It wouldn't be the tabloids without a story catching up with the British Royal soap opera, though this week the 'Globe' goes back to 1993 for its story: "Camilla's Dad Hated Charles!" The Duchess of Cornwall's father, Bruce Shand, reportedly disapproved of his then-married daughter's affair with Prince Charles, and 26 years ago told Charles to "leave her alone." The 'Globe' – always first with the news.

'Us' magazine devotes its cover to the aging cast of TV's 'Beverly Hills 90210' now reunited for a reboot series, under the headline: "Divorce, Cancer, Infighting – How They Beat The Odds." But they didn't really beat the odds – they struggled through a melée of reality TV dross, Sharknado movies and Hollywood obsolescence until uninspired TV executives ran out of old TV shows to revive and finally exhumed 90210 and its surviving cast. They "beat the odds" only by living long enough for the reboot. Except for Jason Perry, of course.

'People' magazine's cover promises to tell readers "What It's Really Like . . . Growing Up Royal. Inside the extraordinary lives of Louis, Charlotte, George & Archie."

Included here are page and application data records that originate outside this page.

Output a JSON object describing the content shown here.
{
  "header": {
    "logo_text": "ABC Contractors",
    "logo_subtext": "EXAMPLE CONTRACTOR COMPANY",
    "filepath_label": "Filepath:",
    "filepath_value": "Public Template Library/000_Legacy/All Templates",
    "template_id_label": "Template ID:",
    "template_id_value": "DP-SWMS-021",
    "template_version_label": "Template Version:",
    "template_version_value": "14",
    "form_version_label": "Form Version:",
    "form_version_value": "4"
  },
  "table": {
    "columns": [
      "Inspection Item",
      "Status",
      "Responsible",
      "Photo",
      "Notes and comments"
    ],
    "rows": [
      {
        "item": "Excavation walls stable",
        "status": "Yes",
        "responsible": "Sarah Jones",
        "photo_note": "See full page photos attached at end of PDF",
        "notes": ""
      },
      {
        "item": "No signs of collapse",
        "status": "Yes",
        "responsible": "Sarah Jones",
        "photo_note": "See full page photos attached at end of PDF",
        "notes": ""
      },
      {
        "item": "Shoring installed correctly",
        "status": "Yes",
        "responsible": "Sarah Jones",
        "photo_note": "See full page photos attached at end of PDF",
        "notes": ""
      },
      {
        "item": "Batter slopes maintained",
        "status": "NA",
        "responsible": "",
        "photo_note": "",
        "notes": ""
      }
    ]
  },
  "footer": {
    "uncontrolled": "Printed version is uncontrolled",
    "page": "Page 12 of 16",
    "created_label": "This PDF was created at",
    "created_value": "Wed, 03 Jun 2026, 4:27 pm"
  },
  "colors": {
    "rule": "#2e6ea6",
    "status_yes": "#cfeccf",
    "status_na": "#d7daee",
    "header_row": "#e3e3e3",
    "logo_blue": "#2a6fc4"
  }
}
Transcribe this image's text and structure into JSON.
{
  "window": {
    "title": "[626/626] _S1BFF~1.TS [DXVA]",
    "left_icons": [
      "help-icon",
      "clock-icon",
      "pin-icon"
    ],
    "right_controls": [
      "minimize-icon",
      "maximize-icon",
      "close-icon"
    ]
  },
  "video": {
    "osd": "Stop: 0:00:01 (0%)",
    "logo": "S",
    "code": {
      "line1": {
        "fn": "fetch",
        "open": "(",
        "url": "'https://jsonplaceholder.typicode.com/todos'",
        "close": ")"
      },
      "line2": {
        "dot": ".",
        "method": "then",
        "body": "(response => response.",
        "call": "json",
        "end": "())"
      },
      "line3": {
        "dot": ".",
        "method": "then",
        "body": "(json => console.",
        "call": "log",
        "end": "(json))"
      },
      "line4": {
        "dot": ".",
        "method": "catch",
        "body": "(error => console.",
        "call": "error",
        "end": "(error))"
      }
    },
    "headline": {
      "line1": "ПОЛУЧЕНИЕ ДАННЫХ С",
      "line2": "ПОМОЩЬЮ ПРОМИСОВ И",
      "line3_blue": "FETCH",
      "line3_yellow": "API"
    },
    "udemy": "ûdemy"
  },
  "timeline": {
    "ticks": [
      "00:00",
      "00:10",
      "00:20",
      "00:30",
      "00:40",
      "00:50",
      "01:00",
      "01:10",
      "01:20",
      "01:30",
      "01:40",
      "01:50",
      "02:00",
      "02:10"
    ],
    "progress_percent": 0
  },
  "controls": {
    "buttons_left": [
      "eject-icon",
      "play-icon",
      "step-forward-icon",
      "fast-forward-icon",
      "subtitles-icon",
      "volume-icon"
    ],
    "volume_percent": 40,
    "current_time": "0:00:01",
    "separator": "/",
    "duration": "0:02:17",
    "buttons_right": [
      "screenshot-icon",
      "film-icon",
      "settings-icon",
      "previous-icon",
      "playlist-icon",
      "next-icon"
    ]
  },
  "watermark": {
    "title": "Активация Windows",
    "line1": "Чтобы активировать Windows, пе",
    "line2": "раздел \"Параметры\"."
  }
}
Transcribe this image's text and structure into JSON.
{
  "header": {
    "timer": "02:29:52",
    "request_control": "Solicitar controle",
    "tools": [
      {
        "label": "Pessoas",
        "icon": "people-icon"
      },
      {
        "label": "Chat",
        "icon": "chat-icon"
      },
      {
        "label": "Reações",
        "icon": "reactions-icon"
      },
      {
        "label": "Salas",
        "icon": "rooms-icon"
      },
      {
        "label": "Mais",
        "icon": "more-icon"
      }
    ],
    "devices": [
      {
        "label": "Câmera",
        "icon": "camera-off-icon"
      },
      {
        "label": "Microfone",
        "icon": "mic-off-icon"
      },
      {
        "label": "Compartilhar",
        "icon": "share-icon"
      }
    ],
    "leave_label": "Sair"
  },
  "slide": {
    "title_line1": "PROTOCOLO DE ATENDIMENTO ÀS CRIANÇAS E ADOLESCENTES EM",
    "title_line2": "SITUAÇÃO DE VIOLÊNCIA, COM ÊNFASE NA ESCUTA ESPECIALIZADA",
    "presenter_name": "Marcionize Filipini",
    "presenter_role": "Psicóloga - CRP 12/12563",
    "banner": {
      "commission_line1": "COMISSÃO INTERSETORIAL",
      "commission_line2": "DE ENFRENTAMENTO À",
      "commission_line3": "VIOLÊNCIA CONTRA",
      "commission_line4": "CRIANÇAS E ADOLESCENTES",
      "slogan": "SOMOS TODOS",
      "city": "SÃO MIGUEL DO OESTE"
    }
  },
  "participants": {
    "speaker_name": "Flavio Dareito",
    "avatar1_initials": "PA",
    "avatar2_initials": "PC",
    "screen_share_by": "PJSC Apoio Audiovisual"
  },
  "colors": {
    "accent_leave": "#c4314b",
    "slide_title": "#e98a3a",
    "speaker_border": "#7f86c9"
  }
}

Their lives are apparently "extraordinary" because this generation of Royals make them live relatively ordinary lives: the kids go to schools with muggles rather than being home-schooled with inbred aristocrats, and run around playgrounds in public, unlike their cloistered forebears. The parents evidently dote on their kids, unlike the Queen and Prince Philip who left their children for months at a time while gallivanting around on Royal tours, and when in town saw their brood only twice a day on scheduled visits. That all changed when Princess Diana came along, of course, but 'People' mag is finally catching up with the program.

'People' is equally informative in unveiling "Cameron Diaz's Private World," with almost two pages revealing that 'People' has no idea what she's up to, because she keeps her private life private.)

Fortunately we have the crack investigative team at 'Us' mag to tell us that Cindy Crawford's daughter Kaia Gerber wore it best, that 'Melrose Place' alum Daphne Zuniga thinks "a child's smile is literally gold" – literally! It tells us that model Nina Agdal carries dice, a hairbrush and keys in her camouflage bag, and that the stars are just like us: they shop at supermarkets and drug stores, buy frozen treats at food trucks, and take photos. Extraordinary.

Headline of the week goes to the 'Globe' for its photo-essay about "curvaceous Colombian" model Francia James, in what appears to be a deliberately stunted set of photos in which she is wearing a barely-there dental floss bikini while greeting a 9,000-pound elephant, which perhaps mistaking her breasts for over-ripe mangos grabbed at her mammaries with its trunk "and nearly tore off Francia's top!" The story, which has no more to it than a series of flesh-baring photos of the pin-up and the pachyderm, arrives under the headline: "Trunk & Disorderly!"

Onwards and downwards . . .